Speaking on the current predicament of domestic module manufacturers, Bharat Bhut, Co-founder and Director of Goldi Solar, said, “The current pandemic situation has hampered several operations, including enlistment under ALMM. Once ALMM is streamlined, it will ensure that all solar projects use quality modules. Any benefit that domestic manufacturers might gain will be brief as they will still have to meet the quality criteria. In the past, there were hurdles due to a lack of capital, machinery, and technical know-how. Today, domestic manufacturers are more than equipped to handle the demands of the upcoming projects.”
“With the introduction of the production-linked incentive program, some manufacturers are in the process of establishing or have already set up additional capacities. The BCD has helped generate positive sentiment among Indian solar manufacturers and the auxiliary industry. We see more acceptability for green energy, and there is a shift in mindset from conventional to renewable energy sources. We can expect investments and adoption of solar at a larger scale once it is in effect,” Bhut opined.
Capacity expansion announcements do not always mean they will happen. Making a case for the domestic manufacturers, Hiranandani noted, “Vikram Solar has announced a 5 GW capacity addition, and Waaree has also announced another 5 GW, and others have done the same. We have already ordered the lines and started work on them, and by the time BCD comes up, we’ll be ready for the increase in demand. Our installation numbers are in the range of 8 GW – 9 GW per year, so we are capable of meeting the demands.”
Logistics issue for inspection
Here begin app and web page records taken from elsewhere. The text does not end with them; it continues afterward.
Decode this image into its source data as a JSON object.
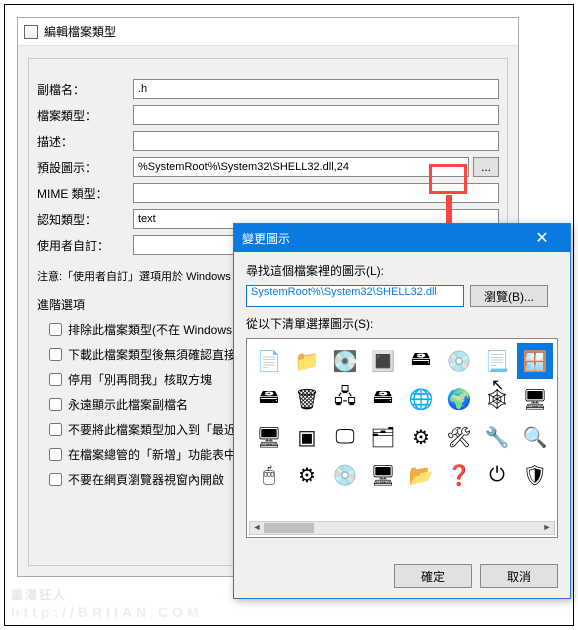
{
  "main": {
    "title": "編輯檔案類型",
    "fields": {
      "ext_label": "副檔名：",
      "ext_value": ".h",
      "type_label": "檔案類型：",
      "type_value": "",
      "desc_label": "描述：",
      "desc_value": "",
      "icon_label": "預設圖示：",
      "icon_value": "%SystemRoot%\\System32\\SHELL32.dll,24",
      "browse_label": "...",
      "mime_label": "MIME 類型：",
      "mime_value": "",
      "perceived_label": "認知類型：",
      "perceived_value": "text",
      "user_label": "使用者自訂："
    },
    "note": "注意:「使用者自訂」選項用於 Windows 預設程式(開啟 -> 選擇預設程式)。當您設動作",
    "adv_label": "進階選項",
    "checks": [
      "排除此檔案類型(不在 Windows 的",
      "下載此檔案類型後無須確認直接開",
      "停用「別再問我」核取方塊",
      "永遠顯示此檔案副檔名",
      "不要將此檔案類型加入到「最近的",
      "在檔案總管的「新增」功能表中顯",
      "不要在網頁瀏覽器視窗內開啟"
    ]
  },
  "dialog": {
    "title": "變更圖示",
    "close_label": "✕",
    "find_label": "尋找這個檔案裡的圖示(L):",
    "path_value": "SystemRoot%\\System32\\SHELL32.dll",
    "browse_label": "瀏覽(B)...",
    "select_label": "從以下清單選擇圖示(S):",
    "ok_label": "確定",
    "cancel_label": "取消",
    "icons": [
      {
        "name": "blank-file-icon",
        "glyph": "📄"
      },
      {
        "name": "folder-icon",
        "glyph": "📁"
      },
      {
        "name": "drive-icon",
        "glyph": "💽"
      },
      {
        "name": "chip-icon",
        "glyph": "🔳"
      },
      {
        "name": "hdd-icon",
        "glyph": "🖴"
      },
      {
        "name": "disc-drive-icon",
        "glyph": "💿"
      },
      {
        "name": "page-icon",
        "glyph": "📃"
      },
      {
        "name": "window-icon",
        "glyph": "🪟",
        "selected": true
      },
      {
        "name": "drive2-icon",
        "glyph": "🖴"
      },
      {
        "name": "trash-icon",
        "glyph": "🗑"
      },
      {
        "name": "network-icon",
        "glyph": "🖧"
      },
      {
        "name": "netdrive-icon",
        "glyph": "🖴"
      },
      {
        "name": "globe-icon",
        "glyph": "🌐"
      },
      {
        "name": "earth-icon",
        "glyph": "🌍"
      },
      {
        "name": "net-icon",
        "glyph": "🕸"
      },
      {
        "name": "computer-icon",
        "glyph": "🖥"
      },
      {
        "name": "monitor-icon",
        "glyph": "🖥"
      },
      {
        "name": "app-icon",
        "glyph": "▣"
      },
      {
        "name": "screen-icon",
        "glyph": "🖵"
      },
      {
        "name": "stack-icon",
        "glyph": "🗂"
      },
      {
        "name": "gears-icon",
        "glyph": "⚙"
      },
      {
        "name": "setup-icon",
        "glyph": "🛠"
      },
      {
        "name": "wrench-icon",
        "glyph": "🔧"
      },
      {
        "name": "search-icon",
        "glyph": "🔍"
      },
      {
        "name": "cursor-icon",
        "glyph": "🖱"
      },
      {
        "name": "gear2-icon",
        "glyph": "⚙"
      },
      {
        "name": "disc-icon",
        "glyph": "💿"
      },
      {
        "name": "device-icon",
        "glyph": "🖥"
      },
      {
        "name": "folder2-icon",
        "glyph": "📂"
      },
      {
        "name": "help-icon",
        "glyph": "❓"
      },
      {
        "name": "power-icon",
        "glyph": "⏻"
      },
      {
        "name": "shield-icon",
        "glyph": "🛡"
      }
    ]
  },
  "watermark": {
    "big": "重灌狂人",
    "small": "http://BRIIAN.COM"
  }
}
Inspection of facilities in China could be delayed for over a year, according to some suppliers. China is yet to open the country for visitors, and there is also a compulsory 28-day quarantining directive in place. When asked about their offshore facilities in Vietnam, Thailand, and Malaysia, and others, the suppliers believe that these facilities are catering to the demand of the US and European markets as they are dedicated to manufacturing N-type modules that are generally priced high and are also booked until the next two years.
It might be a while before Chinese manufacturers can enlist under ALMM. Until then, the developers and investors must bear the risk of any rise in project cost or supply chain disruption. The list of eligible domestic module suppliers could shrink based on whether they can make it to the Tier-1 list maintained by the lenders to finance projects.
“Solar installations will slow down, and the market will shrink if developers bid higher to factor in the increased module costs and state agencies refuse the higher bids. Two states have recently canceled auctions citing high tariffs. Hopefully, the industry doesn’t lose another 12 months to a new policy wrinkle when it is desperately clawing back from the second wave of the pandemic,” said Raj Prabhu, CEO of Mercom Capital Group.